Apple Tree II, once confused for Roses Under the Trees, was returned to the wrong family 20 years ago, leaving the heirs of its original owner facing huge obstacles to get it back
Gustav Klimt, Apple Tree II (1916)
Now that Roses Under the Trees (1905), the only painting by Gustav Klimt in a French national museum, is due to be restituted from the Musée d’Orsay in Paris to the heirs of Viennese Jews whom the Nazis robbed, eyes are on another Klimt landscape painting believed to be in France: Apple Tree II (1916), returned to the wrong family 20 years ago after it was confused for Roses Under the Trees, and now held by billionaire Bernard Arnault.
Apple Tree II was owned by Elisabeth Bachofen-Echt, the daughter of Erich and Serena Lederer, from a family of Jewish distillers, before the Nazi annexation of Austria in 1938. Many of the Lederers’ paintings were seized and major works by Klimt were destroyed in 1945, including another possible arboreal landscape Golden Apple Tree (1903), when retreating German troops set fire to Schloss Immendorf, where looted art was held.
After the Anschluss, Apple Tree II was obtained by Gustav Ucicky, a Nazi film-maker and an illegitimate son of Gustav Klimt. How Ucicky got it is still not certain, but the picture entered the collection of the Belvedere Museum in Vienna after Ucicky died in 1961.
In 2001, despite at least one researcher’s misgivings, Apple Tree II was handed over from the Belvedere to the heirs of Nora Stiasny, who was murdered in the Belzec death camp in 1942, along with her mother Amalie Zuckerkandl, the subject of an unfinished 1917 portrait by Klimt. It was then sold through the dealer Daniella Luxemburg to the French collector Bernard Arnault, the founder and CEO of Louis Vuitton–Moet Hennessy (LVMH). Arnault, ranked by Forbes as the world’s third richest man, paid around $20 million.
The mistaken restitution was not a secret, and although Austrian authorities have since admitted the error, Lederer heirs say the government has done nothing more, despite the official goal of a “reinen Tisch”, a table clear of property disputes.
Gustav Klimt, Rosiers sous les arbres Vers (1905), oil on canvas
Soon after France announced its decision last month to restitute Roses Under the Tree, a press release issued by Austria’s cultural ministry referred to the mistaken decision to hand over Apple Tree II to the same family. “The painting handed over to the heirs of Nora Stiasny in November 2001 could be identical to a work from the Lederer Collection,” the ministry stated. “However, no evidence could be provided for this, nor for the assumption that there was a Nazi persecution-related seizure.”
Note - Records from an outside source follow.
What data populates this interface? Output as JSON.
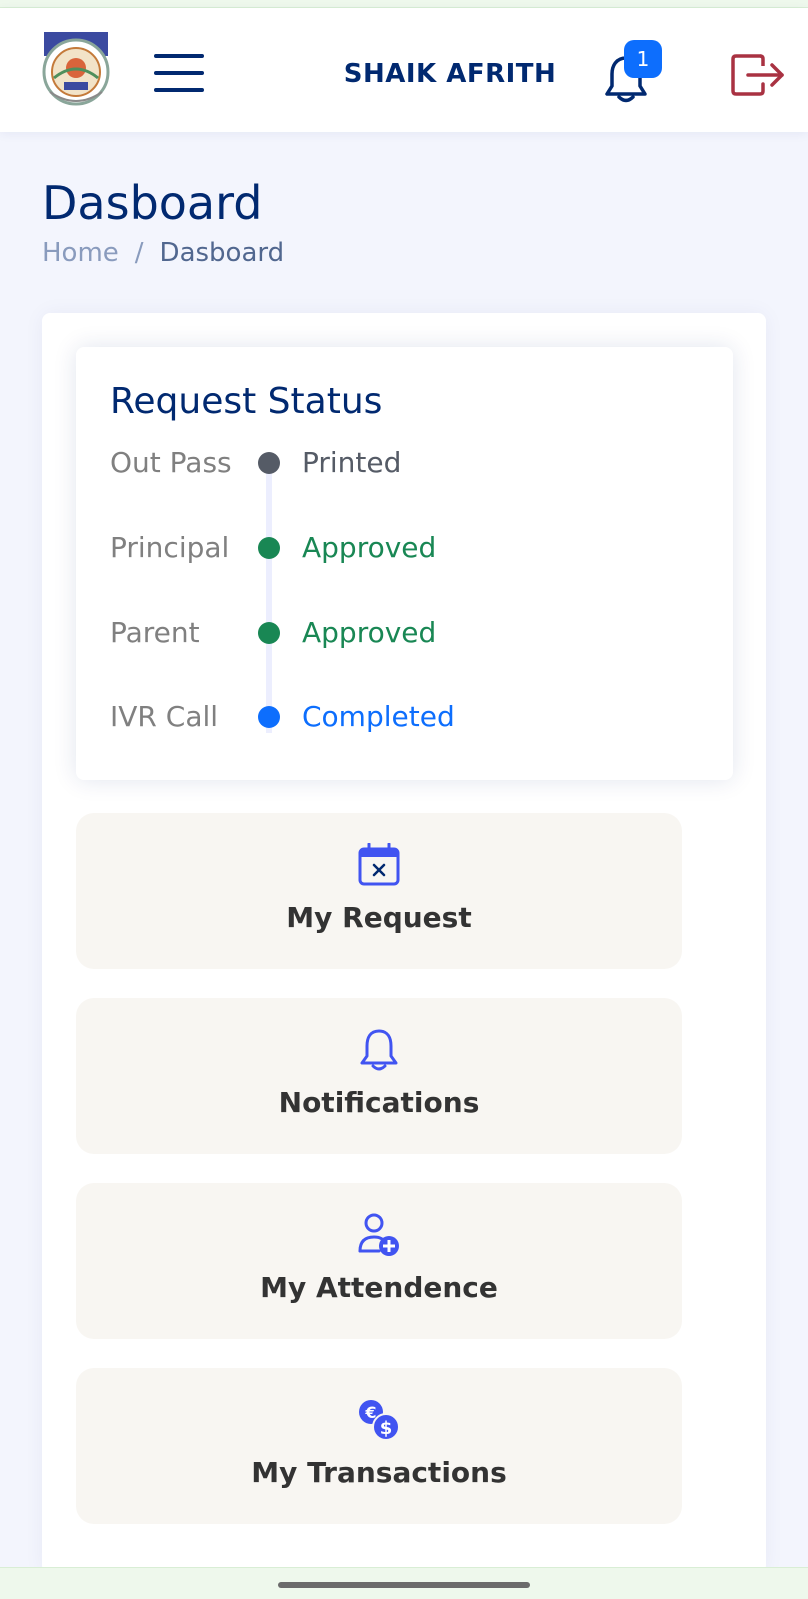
{
  "header": {
    "username": "SHAIK AFRITH",
    "notification_count": "1"
  },
  "page": {
    "title": "Dasboard",
    "breadcrumb": {
      "home": "Home",
      "separator": "/",
      "current": "Dasboard"
    }
  },
  "request_status": {
    "title": "Request Status",
    "steps": [
      {
        "label": "Out Pass",
        "value": "Printed",
        "color": "#555b66"
      },
      {
        "label": "Principal",
        "value": "Approved",
        "color": "#198754"
      },
      {
        "label": "Parent",
        "value": "Approved",
        "color": "#198754"
      },
      {
        "label": "IVR Call",
        "value": "Completed",
        "color": "#0d6efd"
      }
    ]
  },
  "actions": [
    {
      "label": "My Request",
      "icon": "calendar-x-icon"
    },
    {
      "label": "Notifications",
      "icon": "bell-icon"
    },
    {
      "label": "My Attendence",
      "icon": "person-plus-icon"
    },
    {
      "label": "My Transactions",
      "icon": "currency-exchange-icon"
    }
  ],
  "colors": {
    "brand_navy": "#012970",
    "accent_blue": "#0d6efd",
    "success_green": "#198754",
    "logout_red": "#a93242",
    "icon_indigo": "#4154f1",
    "tile_bg": "#f8f6f2"
  }
}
Yet evidence of the Lederer’s ownership has existed for years. “I think it’s 100% persuasive—I don’t question it,” says the provenance researcher Sophie Lillie, the author of a study of Nazi seizures of Jewish property, as well as one on the Beethoven Frieze in the Secession Building, Vienna, over which Erich Lederer reached a begrudging settlement with Austria in 1972.
The Lederer family still face huge obstacles to recovering Apple Tree II or receiving any compensation for it.
The picture is now believed to be in France. The Stiasny heirs who sold it are in Sweden. When asked for comment, attorney Alfred Noll, who represented the late heir, Viktor Hofmann, in the return of both Klimts wrote in an email that “Apple Tree II was restituted to the heirs of Nora Stiasny by the then rightful owner under Austrian Law, the Federal Republic of Austria.” Further information, Noll said, could be found in the official Austrian press release on the return of Roses.
The Austrian Restitution Law, enacted in 1998 and amended in 2009, provides for discretionary decisions to return objects based on the examination of research dossiers. Works are returned to the heirs of victims as “gifts” from the Austrian state. The law allows no lawsuits from victims, no cash compensation, and no appeals.
The sole Lederer heir who is talking to the press, Ralf Jacobs, cites a contract, mentioned in a 2017 article on the dispute in the Austrian newspaper Kurier, which quotes Hofmann saying: “I undertake, also on behalf of my legal successors, to return the painting Apfelbaum (Apple Tree) by Gustav Klimt, which was handed over to me, to the [Belvedere], if it should turn out that the painting turned over to me is in truth not identical with the painting which was at that time the property of Mrs Eleonore (Nora) Stiasny.” But Hofmann’s lawyer says no such contract actually exists.
While Vienna prepares to celebrate the return of Roses under the Trees, the as yet unresolved case of Apple Tree II is unlikely to go away.
“The impetus for the restitution efforts of the past two decades was the desire to correct some of the mistakes made during the post-war period,” says the lawyer Randol Schoenberg, who has won and lost battles over Klimt paintings looted by the Nazis, notably recovering a portrait of Adele Bloch-Bauer for her niece Maria Altmann. “And yet the current actors seem incapable of recognising and correcting their own mistakes. So, the goal of a ‘reinen Tisch’ cannot be achieved.”